TASK DETAILS → Reproduce the whole of the records exactly, and make sure no picture is carried into the result.

DATA SECTION →
[Start of Attachment]

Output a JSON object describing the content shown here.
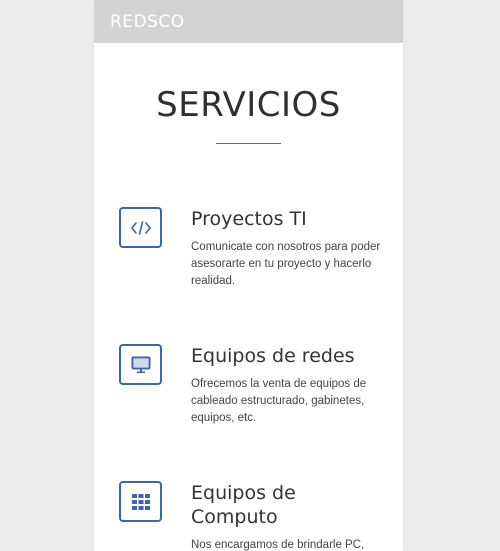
{
  "header": {
    "brand": "REDSCO"
  },
  "section": {
    "title": "SERVICIOS"
  },
  "services": [
    {
      "icon": "code-icon",
      "title": "Proyectos TI",
      "description": "Comunicate con nosotros para poder asesorarte en tu proyecto y hacerlo realidad."
    },
    {
      "icon": "monitor-icon",
      "title": "Equipos de redes",
      "description": "Ofrecemos la venta de equipos de cableado estructurado, gabinetes, equipos, etc."
    },
    {
      "icon": "grid-icon",
      "title": "Equipos de Computo",
      "description": "Nos encargamos de brindarle PC, Laptops, accesorios y más."
    }
  ],
  "colors": {
    "header_bg": "#d3d3d3",
    "accent": "#3b67a8",
    "background": "#ffffff"
  }
}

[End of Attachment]

YOUR RESPONSE →
Output a JSON object describing the content shown here.
{
  "header": {
    "brand": "REDSCO"
  },
  "section": {
    "title": "SERVICIOS"
  },
  "services": [
    {
      "icon": "code-icon",
      "title": "Proyectos TI",
      "description": "Comunicate con nosotros para poder asesorarte en tu proyecto y hacerlo realidad."
    },
    {
      "icon": "monitor-icon",
      "title": "Equipos de redes",
      "description": "Ofrecemos la venta de equipos de cableado estructurado, gabinetes, equipos, etc."
    },
    {
      "icon": "grid-icon",
      "title": "Equipos de Computo",
      "description": "Nos encargamos de brindarle PC, Laptops, accesorios y más."
    }
  ],
  "colors": {
    "header_bg": "#d3d3d3",
    "accent": "#3b67a8",
    "background": "#ffffff"
  }
}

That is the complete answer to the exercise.